→ **EXERCISE GOAL**: Check each line of the material, and show the ones that include the word "Google".

→ **RECORDS**:
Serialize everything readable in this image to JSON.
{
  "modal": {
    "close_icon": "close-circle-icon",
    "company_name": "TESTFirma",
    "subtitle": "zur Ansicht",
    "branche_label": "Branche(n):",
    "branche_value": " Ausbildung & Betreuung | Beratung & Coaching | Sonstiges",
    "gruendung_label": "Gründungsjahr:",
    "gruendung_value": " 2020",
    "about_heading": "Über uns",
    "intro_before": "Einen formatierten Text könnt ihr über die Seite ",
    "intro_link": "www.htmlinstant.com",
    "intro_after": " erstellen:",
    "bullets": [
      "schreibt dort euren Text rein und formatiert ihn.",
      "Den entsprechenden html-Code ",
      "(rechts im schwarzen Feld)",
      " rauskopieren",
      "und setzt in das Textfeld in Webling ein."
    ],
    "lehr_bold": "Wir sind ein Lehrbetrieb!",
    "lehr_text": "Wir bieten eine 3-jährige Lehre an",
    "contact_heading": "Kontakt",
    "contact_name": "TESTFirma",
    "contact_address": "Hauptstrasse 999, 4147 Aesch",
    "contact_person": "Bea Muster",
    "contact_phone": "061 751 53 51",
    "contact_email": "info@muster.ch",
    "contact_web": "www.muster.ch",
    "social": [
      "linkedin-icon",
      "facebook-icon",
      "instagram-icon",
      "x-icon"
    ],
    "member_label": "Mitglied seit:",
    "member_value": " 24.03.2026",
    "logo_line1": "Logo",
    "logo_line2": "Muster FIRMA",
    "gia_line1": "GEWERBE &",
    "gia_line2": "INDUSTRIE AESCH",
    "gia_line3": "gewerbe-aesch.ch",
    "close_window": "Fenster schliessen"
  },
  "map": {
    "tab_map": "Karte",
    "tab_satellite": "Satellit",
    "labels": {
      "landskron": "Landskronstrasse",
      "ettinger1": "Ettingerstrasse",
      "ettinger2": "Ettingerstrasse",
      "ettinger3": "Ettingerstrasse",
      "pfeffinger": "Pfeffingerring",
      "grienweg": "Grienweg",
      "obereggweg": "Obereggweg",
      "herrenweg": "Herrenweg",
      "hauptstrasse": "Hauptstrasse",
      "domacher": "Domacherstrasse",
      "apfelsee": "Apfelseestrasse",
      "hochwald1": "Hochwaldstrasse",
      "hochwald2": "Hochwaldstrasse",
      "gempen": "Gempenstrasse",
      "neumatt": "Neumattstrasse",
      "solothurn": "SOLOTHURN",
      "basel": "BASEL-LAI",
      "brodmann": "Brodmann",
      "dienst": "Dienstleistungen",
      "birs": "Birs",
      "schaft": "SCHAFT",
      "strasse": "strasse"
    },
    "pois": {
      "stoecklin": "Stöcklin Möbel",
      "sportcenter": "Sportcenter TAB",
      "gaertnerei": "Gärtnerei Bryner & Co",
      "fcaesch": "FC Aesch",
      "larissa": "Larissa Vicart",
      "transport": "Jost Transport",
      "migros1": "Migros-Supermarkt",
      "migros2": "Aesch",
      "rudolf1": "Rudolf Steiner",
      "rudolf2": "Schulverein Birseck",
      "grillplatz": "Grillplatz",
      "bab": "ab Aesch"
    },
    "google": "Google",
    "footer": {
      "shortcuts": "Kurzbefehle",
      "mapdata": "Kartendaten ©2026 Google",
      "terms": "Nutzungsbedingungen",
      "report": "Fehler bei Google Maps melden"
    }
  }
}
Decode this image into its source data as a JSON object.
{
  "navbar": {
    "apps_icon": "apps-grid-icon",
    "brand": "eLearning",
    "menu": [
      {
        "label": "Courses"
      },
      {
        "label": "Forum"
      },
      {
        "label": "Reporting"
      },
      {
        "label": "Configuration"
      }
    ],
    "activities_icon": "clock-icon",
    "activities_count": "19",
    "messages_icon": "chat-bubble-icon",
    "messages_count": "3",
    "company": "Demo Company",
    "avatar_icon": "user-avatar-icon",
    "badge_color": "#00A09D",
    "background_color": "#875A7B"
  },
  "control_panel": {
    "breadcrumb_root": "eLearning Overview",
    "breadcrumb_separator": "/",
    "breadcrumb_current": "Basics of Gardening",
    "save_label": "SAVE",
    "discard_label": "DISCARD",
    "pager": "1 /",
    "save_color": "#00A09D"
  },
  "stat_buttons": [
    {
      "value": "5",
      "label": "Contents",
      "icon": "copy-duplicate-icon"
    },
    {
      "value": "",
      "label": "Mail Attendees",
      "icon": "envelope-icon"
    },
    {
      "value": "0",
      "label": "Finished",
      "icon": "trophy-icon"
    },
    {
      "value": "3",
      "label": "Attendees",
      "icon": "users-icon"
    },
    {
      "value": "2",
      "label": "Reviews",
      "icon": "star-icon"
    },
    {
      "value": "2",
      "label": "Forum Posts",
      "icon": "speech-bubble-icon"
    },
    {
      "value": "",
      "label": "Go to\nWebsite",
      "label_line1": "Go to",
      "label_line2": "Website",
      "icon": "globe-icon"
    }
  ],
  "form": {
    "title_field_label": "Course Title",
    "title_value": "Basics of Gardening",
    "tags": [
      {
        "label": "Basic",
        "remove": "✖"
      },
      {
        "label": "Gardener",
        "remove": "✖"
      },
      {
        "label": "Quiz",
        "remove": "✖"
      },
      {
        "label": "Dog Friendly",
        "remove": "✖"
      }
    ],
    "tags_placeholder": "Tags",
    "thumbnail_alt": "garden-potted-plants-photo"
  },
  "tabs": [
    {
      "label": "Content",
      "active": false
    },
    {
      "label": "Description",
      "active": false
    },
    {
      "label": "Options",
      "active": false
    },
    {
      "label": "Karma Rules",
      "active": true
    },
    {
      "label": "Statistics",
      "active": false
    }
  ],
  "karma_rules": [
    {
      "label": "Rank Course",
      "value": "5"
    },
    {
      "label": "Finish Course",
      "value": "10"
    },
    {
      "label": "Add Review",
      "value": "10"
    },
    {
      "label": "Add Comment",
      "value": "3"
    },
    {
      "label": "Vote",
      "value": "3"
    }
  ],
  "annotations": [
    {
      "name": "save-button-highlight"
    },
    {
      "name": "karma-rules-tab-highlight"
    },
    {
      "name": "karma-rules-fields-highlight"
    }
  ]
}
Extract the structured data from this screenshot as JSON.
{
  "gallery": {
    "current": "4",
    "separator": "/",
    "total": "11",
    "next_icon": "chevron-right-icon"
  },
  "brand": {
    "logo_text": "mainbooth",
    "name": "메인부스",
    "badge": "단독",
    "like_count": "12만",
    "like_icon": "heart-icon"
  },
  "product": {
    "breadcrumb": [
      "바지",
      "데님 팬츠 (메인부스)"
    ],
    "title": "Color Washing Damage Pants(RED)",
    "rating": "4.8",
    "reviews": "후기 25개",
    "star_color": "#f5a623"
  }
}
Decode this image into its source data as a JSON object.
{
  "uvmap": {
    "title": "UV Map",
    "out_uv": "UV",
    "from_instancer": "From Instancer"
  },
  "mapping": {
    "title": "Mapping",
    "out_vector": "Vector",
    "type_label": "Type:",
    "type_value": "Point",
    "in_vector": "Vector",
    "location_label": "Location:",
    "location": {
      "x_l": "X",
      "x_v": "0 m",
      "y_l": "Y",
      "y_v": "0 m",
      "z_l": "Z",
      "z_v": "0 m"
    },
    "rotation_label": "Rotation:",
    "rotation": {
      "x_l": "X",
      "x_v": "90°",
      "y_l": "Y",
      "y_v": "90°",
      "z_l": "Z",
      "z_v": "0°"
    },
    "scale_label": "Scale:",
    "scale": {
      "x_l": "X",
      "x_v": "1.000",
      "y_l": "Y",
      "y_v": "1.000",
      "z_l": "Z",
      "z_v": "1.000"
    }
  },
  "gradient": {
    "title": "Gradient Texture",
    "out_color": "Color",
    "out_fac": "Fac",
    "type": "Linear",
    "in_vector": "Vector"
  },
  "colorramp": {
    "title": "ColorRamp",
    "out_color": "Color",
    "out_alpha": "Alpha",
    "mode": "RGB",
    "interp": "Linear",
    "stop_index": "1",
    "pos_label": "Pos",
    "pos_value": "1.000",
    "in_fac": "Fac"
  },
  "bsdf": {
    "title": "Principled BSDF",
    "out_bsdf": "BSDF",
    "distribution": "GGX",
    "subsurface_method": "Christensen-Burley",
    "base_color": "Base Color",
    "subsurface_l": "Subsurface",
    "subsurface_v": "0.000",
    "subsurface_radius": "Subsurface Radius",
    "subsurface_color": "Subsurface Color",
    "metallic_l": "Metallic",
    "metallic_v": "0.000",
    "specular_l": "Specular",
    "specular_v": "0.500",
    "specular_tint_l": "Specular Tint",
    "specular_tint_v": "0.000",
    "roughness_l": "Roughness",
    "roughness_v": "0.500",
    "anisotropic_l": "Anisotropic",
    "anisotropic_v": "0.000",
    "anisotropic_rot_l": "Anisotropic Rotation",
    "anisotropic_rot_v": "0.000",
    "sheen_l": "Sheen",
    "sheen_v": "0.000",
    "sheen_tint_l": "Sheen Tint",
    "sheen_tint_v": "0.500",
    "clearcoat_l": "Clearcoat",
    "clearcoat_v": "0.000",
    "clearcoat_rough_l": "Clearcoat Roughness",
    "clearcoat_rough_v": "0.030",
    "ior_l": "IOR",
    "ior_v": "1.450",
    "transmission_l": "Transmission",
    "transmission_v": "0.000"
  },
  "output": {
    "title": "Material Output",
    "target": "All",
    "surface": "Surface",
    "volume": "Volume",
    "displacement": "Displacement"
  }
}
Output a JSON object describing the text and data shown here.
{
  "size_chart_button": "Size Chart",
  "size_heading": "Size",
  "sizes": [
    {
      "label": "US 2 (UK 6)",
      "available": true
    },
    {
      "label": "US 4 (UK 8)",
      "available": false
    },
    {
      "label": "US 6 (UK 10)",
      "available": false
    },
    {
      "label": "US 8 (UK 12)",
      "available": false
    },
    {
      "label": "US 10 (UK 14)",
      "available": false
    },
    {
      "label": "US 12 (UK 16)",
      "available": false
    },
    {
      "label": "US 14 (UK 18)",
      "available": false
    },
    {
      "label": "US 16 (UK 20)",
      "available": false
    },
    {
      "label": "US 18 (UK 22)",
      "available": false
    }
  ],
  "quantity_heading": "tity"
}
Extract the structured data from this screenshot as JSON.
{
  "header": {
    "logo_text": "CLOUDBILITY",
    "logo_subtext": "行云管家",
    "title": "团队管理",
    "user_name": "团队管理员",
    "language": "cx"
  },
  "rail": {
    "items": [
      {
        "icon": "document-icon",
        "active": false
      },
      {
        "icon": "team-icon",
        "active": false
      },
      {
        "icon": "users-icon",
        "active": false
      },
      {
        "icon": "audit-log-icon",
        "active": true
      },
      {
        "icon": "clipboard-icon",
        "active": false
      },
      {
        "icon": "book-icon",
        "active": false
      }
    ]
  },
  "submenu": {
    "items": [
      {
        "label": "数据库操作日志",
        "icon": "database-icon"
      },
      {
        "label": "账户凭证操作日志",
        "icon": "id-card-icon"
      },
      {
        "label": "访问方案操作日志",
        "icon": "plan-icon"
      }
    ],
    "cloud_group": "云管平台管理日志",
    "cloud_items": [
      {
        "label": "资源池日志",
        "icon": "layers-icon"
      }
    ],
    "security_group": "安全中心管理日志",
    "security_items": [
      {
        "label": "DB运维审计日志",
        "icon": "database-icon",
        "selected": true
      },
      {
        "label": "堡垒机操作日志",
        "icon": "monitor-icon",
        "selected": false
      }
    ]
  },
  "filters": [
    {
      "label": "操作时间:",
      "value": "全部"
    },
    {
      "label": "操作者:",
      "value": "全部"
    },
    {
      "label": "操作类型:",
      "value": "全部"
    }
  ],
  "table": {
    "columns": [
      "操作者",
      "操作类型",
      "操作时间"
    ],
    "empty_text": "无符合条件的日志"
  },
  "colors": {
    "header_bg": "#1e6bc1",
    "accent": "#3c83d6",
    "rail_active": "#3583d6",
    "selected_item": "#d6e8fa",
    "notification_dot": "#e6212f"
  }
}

→ **EXERCISE SOLUTION**:
    "google": "Google",
      "mapdata": "Kartendaten ©2026 Google",
      "report": "Fehler bei Google Maps melden"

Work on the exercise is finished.